- **Supplied entries**:
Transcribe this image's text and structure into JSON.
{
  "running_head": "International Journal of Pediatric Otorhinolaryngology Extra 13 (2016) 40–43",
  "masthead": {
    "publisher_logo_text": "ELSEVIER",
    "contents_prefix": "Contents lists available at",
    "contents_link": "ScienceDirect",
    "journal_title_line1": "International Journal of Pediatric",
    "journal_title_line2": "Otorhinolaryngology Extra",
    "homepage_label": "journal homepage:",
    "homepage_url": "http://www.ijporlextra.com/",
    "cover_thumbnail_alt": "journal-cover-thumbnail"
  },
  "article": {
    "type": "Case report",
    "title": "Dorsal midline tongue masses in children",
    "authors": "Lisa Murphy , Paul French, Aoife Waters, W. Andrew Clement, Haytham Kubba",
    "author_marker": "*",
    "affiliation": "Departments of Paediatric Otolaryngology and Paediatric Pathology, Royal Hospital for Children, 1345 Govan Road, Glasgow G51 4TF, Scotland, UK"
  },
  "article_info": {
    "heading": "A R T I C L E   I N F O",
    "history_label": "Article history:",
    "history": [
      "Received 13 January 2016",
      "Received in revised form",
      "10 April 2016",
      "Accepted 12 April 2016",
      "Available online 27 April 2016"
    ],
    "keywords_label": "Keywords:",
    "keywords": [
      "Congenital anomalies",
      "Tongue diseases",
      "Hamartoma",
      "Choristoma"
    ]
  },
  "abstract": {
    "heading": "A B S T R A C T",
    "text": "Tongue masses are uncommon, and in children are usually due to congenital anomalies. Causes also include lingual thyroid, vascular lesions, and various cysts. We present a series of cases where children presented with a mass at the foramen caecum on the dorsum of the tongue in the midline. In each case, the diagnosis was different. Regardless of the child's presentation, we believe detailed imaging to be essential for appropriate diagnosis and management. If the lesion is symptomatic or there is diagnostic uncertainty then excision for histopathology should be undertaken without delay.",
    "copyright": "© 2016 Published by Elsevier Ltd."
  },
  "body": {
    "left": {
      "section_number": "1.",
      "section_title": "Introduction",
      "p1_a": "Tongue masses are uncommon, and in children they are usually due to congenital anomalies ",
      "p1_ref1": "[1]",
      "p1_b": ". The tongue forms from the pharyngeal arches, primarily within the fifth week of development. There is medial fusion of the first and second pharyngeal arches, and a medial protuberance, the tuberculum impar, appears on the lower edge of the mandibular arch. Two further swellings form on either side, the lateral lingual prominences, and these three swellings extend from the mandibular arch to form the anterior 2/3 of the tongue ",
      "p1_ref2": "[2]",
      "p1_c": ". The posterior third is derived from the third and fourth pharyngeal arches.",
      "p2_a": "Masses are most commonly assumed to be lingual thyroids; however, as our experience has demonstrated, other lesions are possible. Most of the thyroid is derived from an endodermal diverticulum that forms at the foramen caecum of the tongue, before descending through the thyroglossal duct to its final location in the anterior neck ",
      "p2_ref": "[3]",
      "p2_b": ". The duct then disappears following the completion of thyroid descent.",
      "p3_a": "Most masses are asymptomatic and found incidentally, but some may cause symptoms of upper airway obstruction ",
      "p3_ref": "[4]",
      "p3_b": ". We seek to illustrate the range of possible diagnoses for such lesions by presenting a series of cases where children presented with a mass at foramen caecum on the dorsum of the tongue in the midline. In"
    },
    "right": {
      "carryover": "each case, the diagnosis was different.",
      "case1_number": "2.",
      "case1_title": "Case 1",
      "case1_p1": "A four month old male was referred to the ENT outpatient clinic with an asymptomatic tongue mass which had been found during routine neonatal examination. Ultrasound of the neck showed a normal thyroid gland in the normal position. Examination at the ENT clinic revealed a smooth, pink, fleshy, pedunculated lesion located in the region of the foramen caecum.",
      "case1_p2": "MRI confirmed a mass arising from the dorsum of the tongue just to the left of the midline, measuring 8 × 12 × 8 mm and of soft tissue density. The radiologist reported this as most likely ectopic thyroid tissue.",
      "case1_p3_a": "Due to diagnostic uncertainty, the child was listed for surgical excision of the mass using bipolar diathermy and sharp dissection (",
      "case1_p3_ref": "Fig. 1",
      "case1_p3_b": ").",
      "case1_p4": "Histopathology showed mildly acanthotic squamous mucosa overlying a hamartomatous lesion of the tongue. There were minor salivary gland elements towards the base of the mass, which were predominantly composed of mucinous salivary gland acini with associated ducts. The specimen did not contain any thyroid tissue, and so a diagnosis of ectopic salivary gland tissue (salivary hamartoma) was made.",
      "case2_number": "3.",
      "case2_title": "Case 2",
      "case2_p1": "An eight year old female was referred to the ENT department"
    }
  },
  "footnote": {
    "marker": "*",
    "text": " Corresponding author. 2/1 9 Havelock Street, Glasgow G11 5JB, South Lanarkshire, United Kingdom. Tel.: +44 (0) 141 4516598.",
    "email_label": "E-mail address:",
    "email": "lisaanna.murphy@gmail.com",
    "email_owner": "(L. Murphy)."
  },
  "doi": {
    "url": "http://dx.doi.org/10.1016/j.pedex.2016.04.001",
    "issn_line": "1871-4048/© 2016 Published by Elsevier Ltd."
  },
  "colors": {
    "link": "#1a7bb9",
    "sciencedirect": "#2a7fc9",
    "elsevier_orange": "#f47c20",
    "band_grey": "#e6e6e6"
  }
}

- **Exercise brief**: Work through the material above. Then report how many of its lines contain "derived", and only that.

- **Solution below**: 2